“Every time I get it, I’m so nervous. I’m like don’t spill anything on this thing, don’t lose it. It would suck to be the guy that loses that. That would be bad. I’m putting it right in the safe.”

Logano won his first Cup title in 2018. He then gave the journal to Kyle Busch, the 2019 series champion.

“It’s something you put a lot of thought into, at least I did,” Logano said of what he penned. “I wrote a letter to Kyle. You put a lot of thought into it. It’s something that will be there as long as our sport is around. I hope so at least. It’s a really great tradition.”

3. Fun factor 

The day of last year’s NASCAR Awards, William Byron said he wanted compete in more races outside NASCAR in 2022. 

Byron, who seeks to make Sunday’s prestigious Snowball Derby Super Late Model race, has fulfilled his goal, winning, gaining confidence but also having fun.

“What I got out of it was immediate fun, sort of relief,” Byron said of racing various Super Late Model races this year. “It was not racing the Cup car. It was different. It was not as stressful working with the team and things like that because there’s not as much on the line. There’s still prize money and things, and honestly you’re there to have fun. I enjoyed that.

“As I got going in it, I realized how productive it really was for me to do it, how much I was learning. As I did it more often throughout the season, I learned little nuances that were helping me get back in the Cup car with a better skill set.”

That element of fun stood out to Byron. Cup racing is full of pressure with the multi-million dollar sponsors, expectations to win and all the people at the shop relying on the car’s performance. That’s significant pressure, on top of what any driver puts on themself.

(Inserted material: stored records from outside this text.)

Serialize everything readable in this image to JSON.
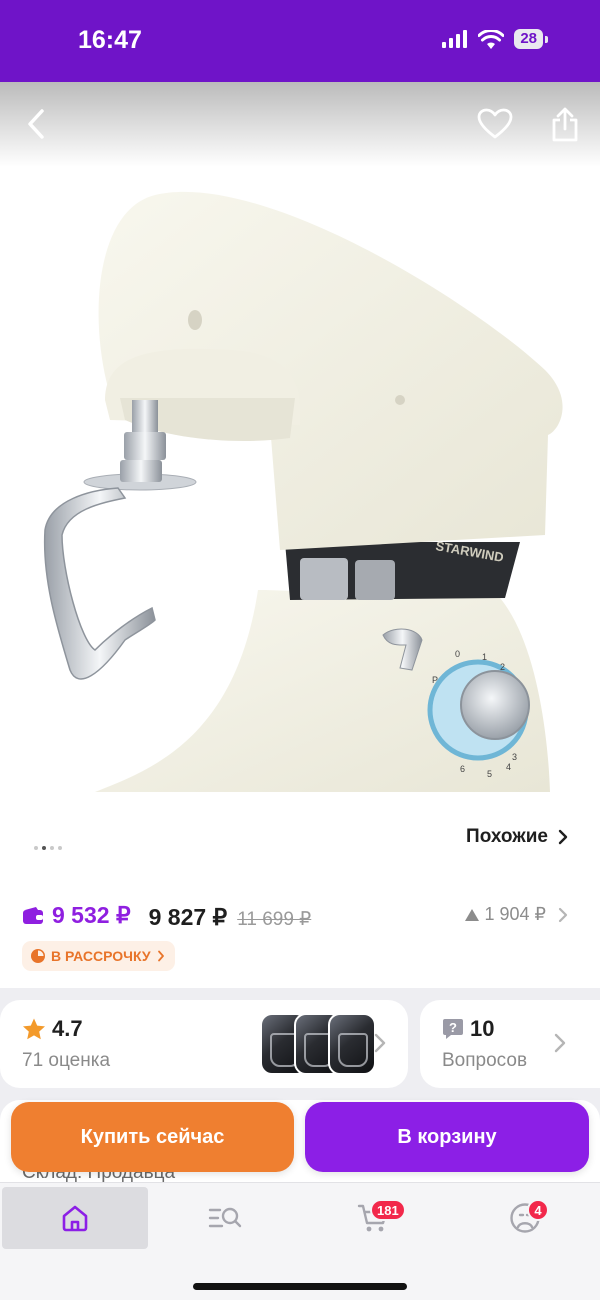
{
  "status_bar": {
    "time": "16:47",
    "battery": "28"
  },
  "gallery": {
    "brand_label": "STARWIND",
    "dial_numbers": [
      "0",
      "1",
      "2",
      "3",
      "4",
      "5",
      "6",
      "P"
    ],
    "page_count": 4,
    "active_page": 2
  },
  "similar": {
    "label": "Похожие"
  },
  "price": {
    "wallet_price": "9 532 ₽",
    "price": "9 827 ₽",
    "old_price": "11 699 ₽",
    "discount_amount": "1 904 ₽",
    "installment_label": "В РАССРОЧКУ"
  },
  "rating": {
    "value": "4.7",
    "count_label": "71 оценка"
  },
  "questions": {
    "value": "10",
    "label": "Вопросов"
  },
  "warehouse": {
    "label": "Склад: Продавца"
  },
  "actions": {
    "buy_now": "Купить сейчас",
    "add_to_cart": "В корзину"
  },
  "tab_bar": {
    "cart_badge": "181",
    "profile_badge": "4"
  },
  "colors": {
    "brand_purple": "#6f14c8",
    "buy_orange": "#ef7f30",
    "cart_purple": "#8c1fe6",
    "badge_red": "#f2284b"
  }
}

“There’s a lot of guys that you are trying to provide for and do a good job for,” Byron said of Cup racing. “There is a weight to that. You want to perform for those guys that work non-stop at the shop. There’s just a much broader net that you are casting as a driver. Whenever you go to the short track level, it’s you and six to 10 guys working on the car. … There’s natural pressure with what we’re trying to do at the Cup level because it is the No. 1 motorsports in the U.S.”

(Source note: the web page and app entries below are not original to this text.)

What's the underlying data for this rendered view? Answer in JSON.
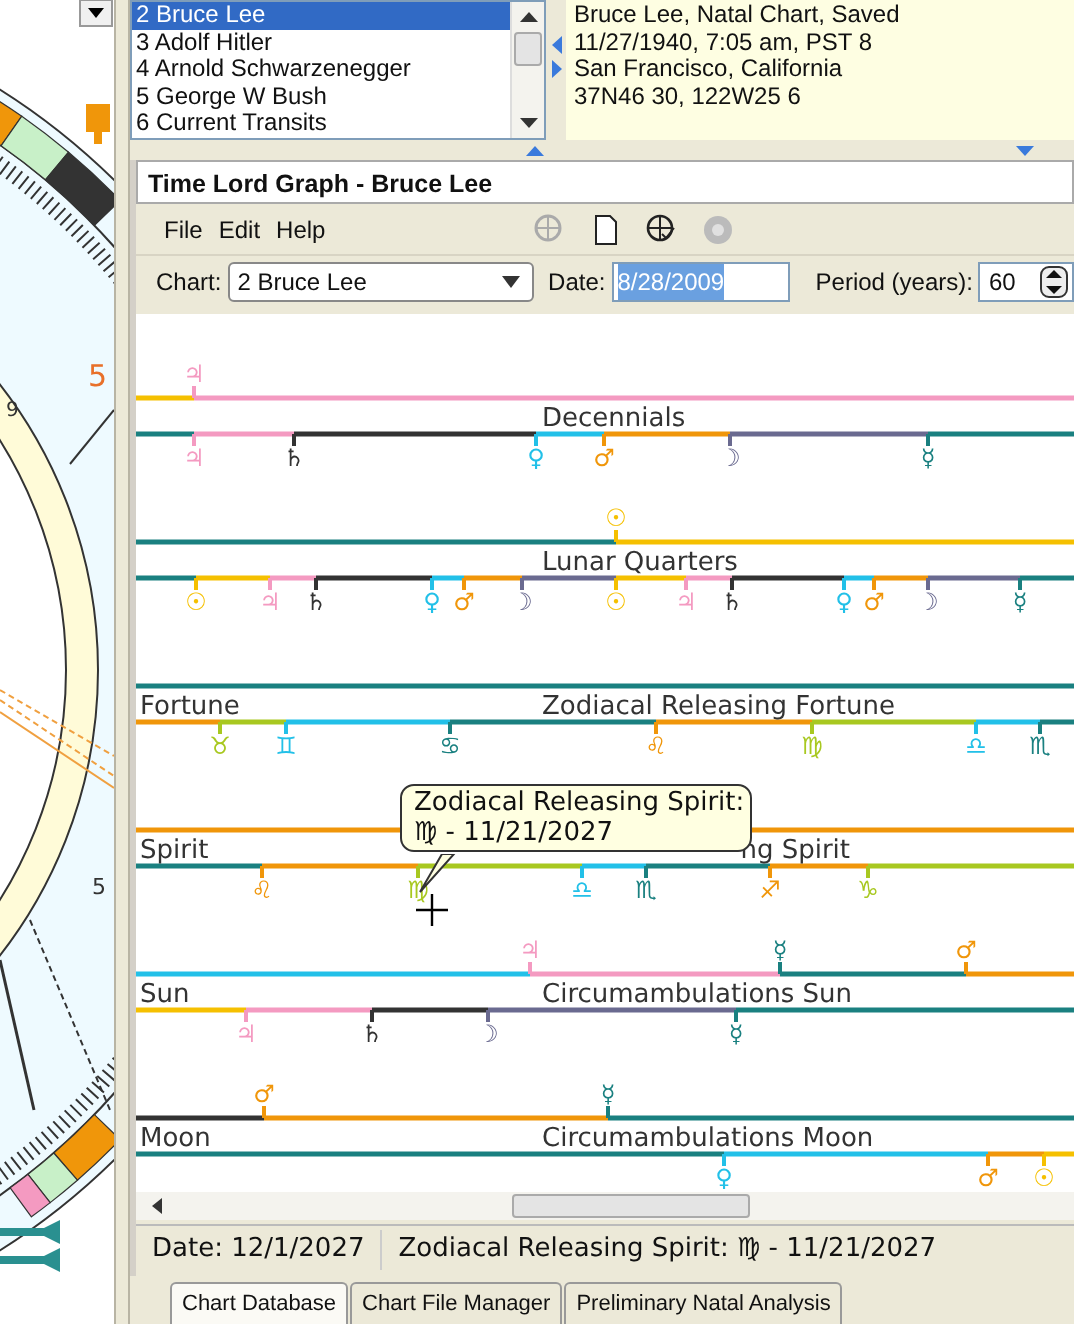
{
  "chart_wheel": {
    "labels": [
      {
        "text": "5",
        "color": "#e8702a"
      },
      {
        "text": "9",
        "color": "#333333"
      },
      {
        "text": "5",
        "color": "#333333"
      }
    ]
  },
  "chart_list": {
    "items": [
      {
        "text": "2 Bruce Lee",
        "selected": true
      },
      {
        "text": "3 Adolf Hitler",
        "selected": false
      },
      {
        "text": "4 Arnold Schwarzenegger",
        "selected": false
      },
      {
        "text": "5 George W Bush",
        "selected": false
      },
      {
        "text": "6 Current Transits",
        "selected": false
      }
    ]
  },
  "chart_info": {
    "lines": [
      "Bruce Lee, Natal Chart, Saved",
      "11/27/1940, 7:05 am, PST 8",
      "San Francisco, California",
      "37N46 30, 122W25 6"
    ]
  },
  "graph_window": {
    "title": "Time Lord Graph - Bruce Lee",
    "menu": [
      "File",
      "Edit",
      "Help"
    ],
    "chart_label": "Chart:",
    "chart_value": "2 Bruce Lee",
    "date_label": "Date:",
    "date_value": "8/28/2009",
    "period_label": "Period (years):",
    "period_value": "60",
    "tracks": [
      {
        "title": "Decennials",
        "upper": [
          {
            "color": "#f5c000"
          },
          {
            "symbol": "♃",
            "color": "#f49ac1"
          }
        ],
        "lower": [
          {
            "color": "#1a8080"
          },
          {
            "symbol": "♃",
            "color": "#f49ac1"
          },
          {
            "symbol": "♄",
            "color": "#333333"
          },
          {
            "symbol": "♀",
            "color": "#22c0e8"
          },
          {
            "symbol": "♂",
            "color": "#f0960a"
          },
          {
            "symbol": "☽",
            "color": "#6a6a90"
          },
          {
            "symbol": "☿",
            "color": "#1a8080"
          }
        ]
      },
      {
        "title": "Lunar Quarters",
        "upper": [
          {
            "color": "#1a8080"
          },
          {
            "symbol": "☉",
            "color": "#f5c000"
          }
        ],
        "lower": [
          {
            "color": "#1a8080"
          },
          {
            "symbol": "☉",
            "color": "#f5c000"
          },
          {
            "symbol": "♃",
            "color": "#f49ac1"
          },
          {
            "symbol": "♄",
            "color": "#333333"
          },
          {
            "symbol": "♀",
            "color": "#22c0e8"
          },
          {
            "symbol": "♂",
            "color": "#f0960a"
          },
          {
            "symbol": "☽",
            "color": "#6a6a90"
          },
          {
            "symbol": "☉",
            "color": "#f5c000"
          },
          {
            "symbol": "♃",
            "color": "#f49ac1"
          },
          {
            "symbol": "♄",
            "color": "#333333"
          },
          {
            "symbol": "♀",
            "color": "#22c0e8"
          },
          {
            "symbol": "♂",
            "color": "#f0960a"
          },
          {
            "symbol": "☽",
            "color": "#6a6a90"
          },
          {
            "symbol": "☿",
            "color": "#1a8080"
          }
        ]
      },
      {
        "label": "Fortune",
        "title": "Zodiacal Releasing Fortune",
        "upper": [
          {
            "color": "#1a8080"
          }
        ],
        "lower": [
          {
            "color": "#f0960a"
          },
          {
            "symbol": "♉",
            "color": "#a8c820"
          },
          {
            "symbol": "♊",
            "color": "#22c0e8"
          },
          {
            "symbol": "♋",
            "color": "#1a8080"
          },
          {
            "symbol": "♌",
            "color": "#f0960a"
          },
          {
            "symbol": "♍",
            "color": "#a8c820"
          },
          {
            "symbol": "♎",
            "color": "#22c0e8"
          },
          {
            "symbol": "♏",
            "color": "#1a8080"
          }
        ]
      },
      {
        "label": "Spirit",
        "title": "ng Spirit",
        "title_covered": true,
        "upper": [
          {
            "color": "#f0960a"
          }
        ],
        "lower": [
          {
            "color": "#1a8080"
          },
          {
            "symbol": "♌",
            "color": "#f0960a"
          },
          {
            "symbol": "♍",
            "color": "#a8c820"
          },
          {
            "symbol": "♎",
            "color": "#22c0e8"
          },
          {
            "symbol": "♏",
            "color": "#1a8080"
          },
          {
            "symbol": "♐",
            "color": "#f0960a"
          },
          {
            "symbol": "♑",
            "color": "#a8c820"
          }
        ]
      },
      {
        "label": "Sun",
        "title": "Circumambulations Sun",
        "upper": [
          {
            "color": "#22c0e8"
          },
          {
            "symbol": "♃",
            "color": "#f49ac1"
          },
          {
            "symbol": "☿",
            "color": "#1a8080"
          },
          {
            "symbol": "♂",
            "color": "#f0960a"
          }
        ],
        "lower": [
          {
            "color": "#f5c000"
          },
          {
            "symbol": "♃",
            "color": "#f49ac1"
          },
          {
            "symbol": "♄",
            "color": "#333333"
          },
          {
            "symbol": "☽",
            "color": "#6a6a90"
          },
          {
            "symbol": "☿",
            "color": "#1a8080"
          }
        ]
      },
      {
        "label": "Moon",
        "title": "Circumambulations Moon",
        "upper": [
          {
            "color": "#333333"
          },
          {
            "symbol": "♂",
            "color": "#f0960a"
          },
          {
            "symbol": "☿",
            "color": "#1a8080"
          }
        ],
        "lower": [
          {
            "color": "#1a8080"
          },
          {
            "symbol": "♀",
            "color": "#22c0e8"
          },
          {
            "symbol": "♂",
            "color": "#f0960a"
          },
          {
            "symbol": "☉",
            "color": "#f5c000"
          }
        ]
      }
    ],
    "tooltip": {
      "lines": [
        "Zodiacal Releasing Spirit:",
        "♍ - 11/21/2027"
      ]
    },
    "status_bar": [
      "Date: 12/1/2027",
      "Zodiacal Releasing Spirit:  ♍ - 11/21/2027"
    ]
  },
  "bottom_tabs": [
    {
      "label": "Chart Database",
      "selected": true
    },
    {
      "label": "Chart File Manager",
      "selected": false
    },
    {
      "label": "Preliminary Natal Analysis",
      "selected": false
    }
  ]
}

4. Looking for a ride

Ross Chastain says he’s been “trying for years” to get a ride in the Rolex 24 at Daytona International Speedway without success but that hasn’t deterred him.

“I’ve met with the president of IMSA,” said Chastain, who finished second to Joey Logano for the Cup title this season. “I’ve met with team owners. I’ve talked to drivers. I just can’t find my way in yet. I haven’t found the right person yet to either tell me how to do it or give me the opportunity. I could show up with sponsorship and get a ride, but how do I get in as a race car driver? I haven’t found that spot yet.”

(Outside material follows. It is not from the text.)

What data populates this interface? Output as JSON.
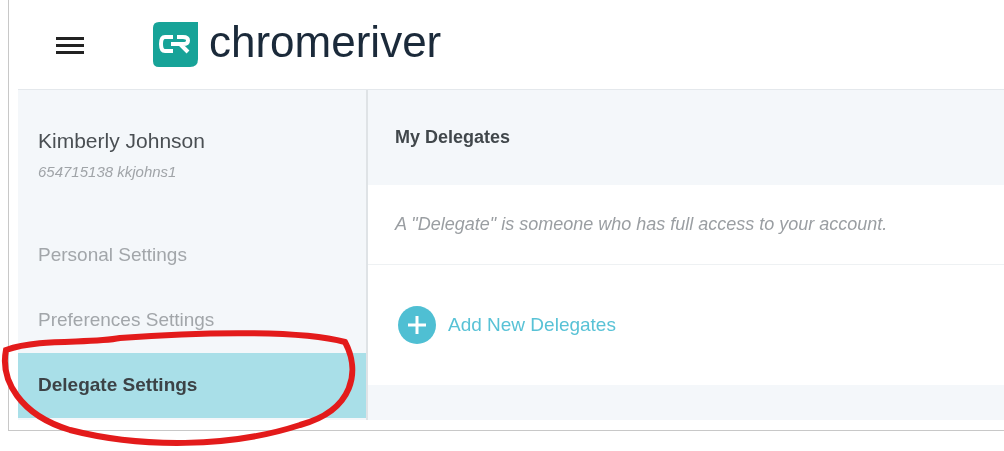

Chastain said he’s reached out to some this offseason with no luck. 

He said the prestige of the season-opening IMSA event (Jan. 28-29, 2023) draws him but he also wants to gain more experience racing on a road course — even with his win at Circuit of the Americas this past season. And Chastain is not picky on the type of ride he’d like to have for that race.

“I’m not even looking to be in the top class. I want to find a mid-pack Xfinity team of the Rolex and go run there and experience it and then just to be around those road racers that do it year around. I know I could learn something. … I just want to race.”

5. Indy 500-Coke 600 double

It has been eight years since Kurt Busch competed in the Indianapolis 500 and Coca-Cola 600 on the same day, the last time the feat has been accomplished. 

Kyle Busch and Kyle Larson are among those who have expressed interest in running both races in the same day but don’t appear to be in a position to do so in 2023 because of the limited IndyCar rides available. 

Roger Penske, owner of the IndyCar Series and Indianapolis Motor Speedway, said he could see Jimmie Johnson attempting it this year, and others as soon as next year. 

“It’s about having the car and the manufactures, whether it’s Chevy and or Honda,” Penske said, referring to the IndyCar manufacturers. “All would be interested to see somebody run the double. Maybe Jimmie is going to do it, which would be great. 

“He has the experience. He did very well on the ovals. … It’s my understanding that he’s going to run potentially the 600 as one of his races (with Petty GMS). We’ll see.”